Why is Venus so bright? For one, it's a near neighbor (the next planet in closer to the Sun). It's also about the same size as the Earth. And, most importantly, it's shrouded in light-colored clouds which reflect about 75% of the sunlight hitting the planet (Earth reflects only about 30%).
Venus is also only seen in the evening just after sunset or the morning just before sunrise (it alternates over the span of several months). Why? Because it's closer to the Sun than we are - the geometry is easier to show with a diagram.
Earth is shown in green. Keep in mind that if you're on the half of the Earth that faces the Sun it will be daytime and you won't see Venus. When you're just moving into darkness (on the left side of the Earth in the diagram), you'll see Venus at positions 3-6 as shown (in different phases, just like some of the phases of the Moon).
If you're just coming into dawn (on the right side of the Earth in the diagram), you'll see Venus if it's in positions 7-8 or 1-2 as shown.
If Venus is in the green areas, it won't be seen since it will be lost in the daytime glare of the Sun.
To complicate things, keep in mind that the diagram is just a snapshot. In reality, both Venus and the Earth are moving in their orbits at different speeds (Venus is moving faster). Right now, in early December, the situation is as shown below where Venus is approximately in position 5 vis-à-vis the diagram above.
Ever wonder where the name for Venus come from? Venus, after all, is the name of an ancient goddess of beauty and love. Most people are familiar with the famous painting by Botticelli shown below.
The Birth of Venus by Sandro Botticelli (1486)
The mythology of Venus, by the way, is a great story. The Greek poet Hesiod (c. 700 BCE) wrote in the Theogeny the following story about how Chronos lopped off the penis of his father Uranus and tossed it into the sea. From there was born the goddess Aphrodite (the Greeks earlier name for Venus).
Then the son from his ambush stretched forth his left hand and in his right took the great long sickle with jagged teeth, and swiftly lopped off his own father's members and cast them away to fall behind him... And so soon as he had cut off the members with flint and cast them from the land into the surging sea, they were swept away over the main a long time: and a white foam spread around them from the immortal flesh, and in it there grew a maiden. First she drew near holy Cythera, and from there, afterwards, she came to sea-girt Cyprus, and came forth an awful and lovely goddess, and grass grew up about her beneath her shapely feet. Her gods and men call Aphrodite, and the foam-born goddess...
Venus was blown to shore on a scallop shell by the god of the winds, Zephyr, who is embracing the breeze Aura shown on the left side of the painting. Walking ashore, she was recognized as the most beautiful of women and all men desired her as their wife. She was the goddess of love and feminine beauty.
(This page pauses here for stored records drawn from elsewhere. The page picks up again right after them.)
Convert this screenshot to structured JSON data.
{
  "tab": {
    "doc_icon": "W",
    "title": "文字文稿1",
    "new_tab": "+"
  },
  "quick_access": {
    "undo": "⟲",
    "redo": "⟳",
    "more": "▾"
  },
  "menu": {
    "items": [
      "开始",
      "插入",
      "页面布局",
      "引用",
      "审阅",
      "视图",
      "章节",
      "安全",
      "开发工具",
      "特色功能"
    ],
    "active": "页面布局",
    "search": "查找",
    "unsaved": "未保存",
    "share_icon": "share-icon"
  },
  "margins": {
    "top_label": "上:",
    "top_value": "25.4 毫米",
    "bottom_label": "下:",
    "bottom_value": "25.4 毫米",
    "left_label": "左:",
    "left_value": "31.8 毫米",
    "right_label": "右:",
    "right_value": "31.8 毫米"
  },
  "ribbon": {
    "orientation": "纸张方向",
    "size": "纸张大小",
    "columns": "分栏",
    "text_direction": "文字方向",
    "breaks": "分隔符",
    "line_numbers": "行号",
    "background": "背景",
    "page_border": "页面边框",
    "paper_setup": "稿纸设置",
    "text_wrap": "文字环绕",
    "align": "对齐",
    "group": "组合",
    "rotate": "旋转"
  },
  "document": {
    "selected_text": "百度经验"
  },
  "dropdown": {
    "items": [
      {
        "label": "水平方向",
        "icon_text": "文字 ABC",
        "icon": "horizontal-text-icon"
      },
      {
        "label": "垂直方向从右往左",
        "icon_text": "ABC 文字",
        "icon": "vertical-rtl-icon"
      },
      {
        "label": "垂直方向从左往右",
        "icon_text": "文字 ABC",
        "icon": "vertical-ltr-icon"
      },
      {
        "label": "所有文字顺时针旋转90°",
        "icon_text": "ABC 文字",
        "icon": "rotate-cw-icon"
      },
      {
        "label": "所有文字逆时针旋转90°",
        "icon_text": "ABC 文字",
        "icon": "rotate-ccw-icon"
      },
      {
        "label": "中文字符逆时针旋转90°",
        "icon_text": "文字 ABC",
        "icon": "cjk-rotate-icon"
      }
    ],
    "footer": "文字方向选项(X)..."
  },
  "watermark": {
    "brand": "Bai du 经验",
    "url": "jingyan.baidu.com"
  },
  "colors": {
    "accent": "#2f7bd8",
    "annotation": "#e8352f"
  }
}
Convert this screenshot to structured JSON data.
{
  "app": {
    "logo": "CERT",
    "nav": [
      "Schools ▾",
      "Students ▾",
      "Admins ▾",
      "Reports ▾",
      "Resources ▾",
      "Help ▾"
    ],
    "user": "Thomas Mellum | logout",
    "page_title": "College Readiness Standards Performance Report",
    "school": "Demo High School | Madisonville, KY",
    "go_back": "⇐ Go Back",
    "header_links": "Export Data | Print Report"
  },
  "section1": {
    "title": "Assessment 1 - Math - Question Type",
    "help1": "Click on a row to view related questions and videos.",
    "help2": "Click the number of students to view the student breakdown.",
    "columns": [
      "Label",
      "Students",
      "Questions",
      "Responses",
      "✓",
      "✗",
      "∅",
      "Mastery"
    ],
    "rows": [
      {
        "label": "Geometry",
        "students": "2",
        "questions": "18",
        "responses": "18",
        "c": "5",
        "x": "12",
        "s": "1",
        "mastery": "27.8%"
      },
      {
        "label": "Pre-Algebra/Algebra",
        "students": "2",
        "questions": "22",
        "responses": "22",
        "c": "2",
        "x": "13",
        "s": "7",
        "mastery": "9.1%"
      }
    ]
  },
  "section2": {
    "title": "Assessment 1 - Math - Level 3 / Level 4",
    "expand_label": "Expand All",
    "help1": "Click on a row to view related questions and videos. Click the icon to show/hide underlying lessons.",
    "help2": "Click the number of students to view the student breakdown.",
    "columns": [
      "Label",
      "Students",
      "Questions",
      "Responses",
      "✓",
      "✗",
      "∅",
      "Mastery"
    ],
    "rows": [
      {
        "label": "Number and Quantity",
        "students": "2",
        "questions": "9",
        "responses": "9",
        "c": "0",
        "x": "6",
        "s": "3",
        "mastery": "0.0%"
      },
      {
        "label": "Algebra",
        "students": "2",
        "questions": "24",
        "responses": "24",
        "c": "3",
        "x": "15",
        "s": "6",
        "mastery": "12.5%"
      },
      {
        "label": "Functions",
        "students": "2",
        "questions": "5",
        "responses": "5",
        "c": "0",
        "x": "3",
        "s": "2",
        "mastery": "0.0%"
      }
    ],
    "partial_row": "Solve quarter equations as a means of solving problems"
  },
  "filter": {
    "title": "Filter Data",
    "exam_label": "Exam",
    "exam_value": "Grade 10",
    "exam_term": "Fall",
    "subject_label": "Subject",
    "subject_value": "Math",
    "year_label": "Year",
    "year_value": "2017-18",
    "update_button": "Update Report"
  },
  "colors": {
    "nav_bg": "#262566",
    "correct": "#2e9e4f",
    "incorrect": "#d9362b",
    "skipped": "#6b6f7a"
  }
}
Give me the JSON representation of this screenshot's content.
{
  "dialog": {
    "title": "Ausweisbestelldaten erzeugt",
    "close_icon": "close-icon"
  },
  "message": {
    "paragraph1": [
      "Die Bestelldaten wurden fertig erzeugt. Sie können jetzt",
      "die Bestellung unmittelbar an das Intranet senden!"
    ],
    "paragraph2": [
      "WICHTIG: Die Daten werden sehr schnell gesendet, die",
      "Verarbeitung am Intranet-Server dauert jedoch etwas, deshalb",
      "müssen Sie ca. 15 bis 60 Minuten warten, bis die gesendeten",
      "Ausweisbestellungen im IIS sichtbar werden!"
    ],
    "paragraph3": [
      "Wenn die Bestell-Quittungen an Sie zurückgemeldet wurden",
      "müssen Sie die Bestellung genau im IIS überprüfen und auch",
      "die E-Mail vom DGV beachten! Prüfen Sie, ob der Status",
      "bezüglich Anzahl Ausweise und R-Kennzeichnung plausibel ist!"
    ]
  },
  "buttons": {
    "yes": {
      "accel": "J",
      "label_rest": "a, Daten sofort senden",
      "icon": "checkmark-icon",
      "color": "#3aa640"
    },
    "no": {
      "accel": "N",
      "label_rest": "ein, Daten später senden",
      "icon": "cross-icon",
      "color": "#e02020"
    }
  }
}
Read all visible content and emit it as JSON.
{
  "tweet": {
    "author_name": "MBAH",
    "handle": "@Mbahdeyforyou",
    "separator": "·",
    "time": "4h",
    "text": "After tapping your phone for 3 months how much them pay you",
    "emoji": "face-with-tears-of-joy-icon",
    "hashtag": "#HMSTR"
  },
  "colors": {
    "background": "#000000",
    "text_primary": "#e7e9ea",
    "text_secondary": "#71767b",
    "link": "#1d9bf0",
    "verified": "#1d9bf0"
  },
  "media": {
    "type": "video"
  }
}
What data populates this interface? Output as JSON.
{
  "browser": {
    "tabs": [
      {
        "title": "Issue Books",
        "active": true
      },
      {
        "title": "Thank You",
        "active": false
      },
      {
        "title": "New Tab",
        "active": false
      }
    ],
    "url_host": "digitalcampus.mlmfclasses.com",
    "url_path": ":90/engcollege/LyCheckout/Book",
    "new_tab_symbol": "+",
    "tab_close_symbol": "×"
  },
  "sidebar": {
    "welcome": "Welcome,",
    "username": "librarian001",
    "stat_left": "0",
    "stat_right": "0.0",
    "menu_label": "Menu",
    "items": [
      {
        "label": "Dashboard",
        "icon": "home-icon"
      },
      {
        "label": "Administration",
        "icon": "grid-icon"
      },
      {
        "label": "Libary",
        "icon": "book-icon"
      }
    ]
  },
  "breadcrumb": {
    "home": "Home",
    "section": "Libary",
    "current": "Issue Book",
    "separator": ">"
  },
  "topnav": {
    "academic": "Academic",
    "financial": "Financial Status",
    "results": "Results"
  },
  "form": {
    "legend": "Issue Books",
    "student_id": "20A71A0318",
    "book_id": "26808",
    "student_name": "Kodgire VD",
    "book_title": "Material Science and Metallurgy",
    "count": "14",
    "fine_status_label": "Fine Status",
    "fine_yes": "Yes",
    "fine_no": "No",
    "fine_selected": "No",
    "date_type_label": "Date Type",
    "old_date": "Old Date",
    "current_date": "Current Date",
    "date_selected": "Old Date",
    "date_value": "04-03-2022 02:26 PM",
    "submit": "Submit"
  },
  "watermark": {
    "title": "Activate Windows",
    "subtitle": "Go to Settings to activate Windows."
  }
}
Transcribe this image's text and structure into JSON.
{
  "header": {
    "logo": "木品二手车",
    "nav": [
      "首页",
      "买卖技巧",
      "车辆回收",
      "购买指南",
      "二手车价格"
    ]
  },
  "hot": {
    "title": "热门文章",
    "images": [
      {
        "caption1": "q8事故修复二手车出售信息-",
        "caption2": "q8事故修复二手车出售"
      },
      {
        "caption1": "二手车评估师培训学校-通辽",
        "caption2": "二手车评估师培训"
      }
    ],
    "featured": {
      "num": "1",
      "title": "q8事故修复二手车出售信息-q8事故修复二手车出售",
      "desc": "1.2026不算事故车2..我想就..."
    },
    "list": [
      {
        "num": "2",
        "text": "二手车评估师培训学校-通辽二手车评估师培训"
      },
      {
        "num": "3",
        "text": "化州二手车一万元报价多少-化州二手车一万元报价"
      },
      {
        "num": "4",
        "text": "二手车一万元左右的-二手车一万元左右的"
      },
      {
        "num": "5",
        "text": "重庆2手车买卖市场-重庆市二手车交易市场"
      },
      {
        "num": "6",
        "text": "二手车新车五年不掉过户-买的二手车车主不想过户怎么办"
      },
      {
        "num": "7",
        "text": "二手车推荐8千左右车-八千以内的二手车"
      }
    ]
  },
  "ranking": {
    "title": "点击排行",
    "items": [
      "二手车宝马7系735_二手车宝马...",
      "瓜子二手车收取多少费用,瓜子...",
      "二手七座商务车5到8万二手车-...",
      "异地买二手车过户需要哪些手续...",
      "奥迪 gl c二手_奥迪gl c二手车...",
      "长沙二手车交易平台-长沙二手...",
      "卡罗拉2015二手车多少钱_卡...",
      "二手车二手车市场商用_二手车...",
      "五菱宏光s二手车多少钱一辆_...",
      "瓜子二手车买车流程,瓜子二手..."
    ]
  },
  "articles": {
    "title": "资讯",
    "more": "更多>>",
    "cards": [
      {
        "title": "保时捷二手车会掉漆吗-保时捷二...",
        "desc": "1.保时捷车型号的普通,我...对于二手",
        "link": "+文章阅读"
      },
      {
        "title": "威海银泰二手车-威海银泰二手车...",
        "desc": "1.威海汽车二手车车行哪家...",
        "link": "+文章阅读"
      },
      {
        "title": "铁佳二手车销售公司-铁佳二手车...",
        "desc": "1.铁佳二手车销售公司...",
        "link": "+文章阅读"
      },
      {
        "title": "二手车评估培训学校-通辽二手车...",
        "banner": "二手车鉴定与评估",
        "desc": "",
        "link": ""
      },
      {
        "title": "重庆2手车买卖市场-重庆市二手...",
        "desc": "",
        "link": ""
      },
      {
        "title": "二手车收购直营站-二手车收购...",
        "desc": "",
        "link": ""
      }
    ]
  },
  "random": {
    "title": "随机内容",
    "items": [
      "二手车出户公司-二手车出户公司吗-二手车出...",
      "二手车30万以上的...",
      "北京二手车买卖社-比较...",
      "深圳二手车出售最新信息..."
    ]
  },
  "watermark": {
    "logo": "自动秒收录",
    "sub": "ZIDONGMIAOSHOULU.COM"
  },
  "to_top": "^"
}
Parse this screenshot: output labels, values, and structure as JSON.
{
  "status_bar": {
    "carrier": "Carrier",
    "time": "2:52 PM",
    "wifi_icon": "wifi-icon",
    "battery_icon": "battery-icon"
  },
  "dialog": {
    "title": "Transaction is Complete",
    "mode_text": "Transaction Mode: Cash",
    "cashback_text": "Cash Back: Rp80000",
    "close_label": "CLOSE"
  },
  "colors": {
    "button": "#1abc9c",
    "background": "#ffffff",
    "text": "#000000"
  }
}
By the way, here's even more trivia, the pose shown by the goddess here, with her hands covering herself, is referred to in art as the "Venus pudica" where "pudica" is derived from the Latin pudendus which means "which is to be ashamed of" and, of course, the external female genitalia (which is nothing to be ashamed of, but people have always had hang-ups about such things).
The Greek name Aphrodite likely derives from the Greek word ἀφρός (aphrós) for "foam" recalling the circumstances of her watery birth.
The Birth of Venus by William-Adolphe Bouguereau (1879) & the featureless planet
Not too much in common...
Not too much in common...
So, how did she become associated with the planet? Even more strangely, the ancient Akkadians, Assyrians, and Babylonians had a goddess of love and beauty as well whom they called Ishtar. Guess what? She also was considered the personification of the planet Venus.
Ishtar (c. 1800 BCE) - British Museum
So, imagine yourself back in ancient Mesopotamia thousands of years ago. Dark desert skies, no light pollution, and little to do after dark provide excellent conditions for skywatching. A very bright "star" appears in the evening sky for a few months, disappears, and then appears in the morning sky. Over and over again. You know it's special, not like all of the other fixed stars. With years of observation, you can start to predict its appearances and disappearances. Why identify this with a beautiful female diety?
Nobody knows for sure. One speculation that I like is that it simply is beautiful. Venus is the brightest object in the sky other than the Sun and Moon. On a clear dark night, it shines brightly and dazzles the eye - much as a strikingly beautiful woman. Why not?
In any case, pop outside some evening this week around dinner time, gaze to the southwest, and find Venus. It's unmistakable - nothing else will be as bright. Feast on her beautiful visage for a few moments before the cold December air forces you back into your warm house.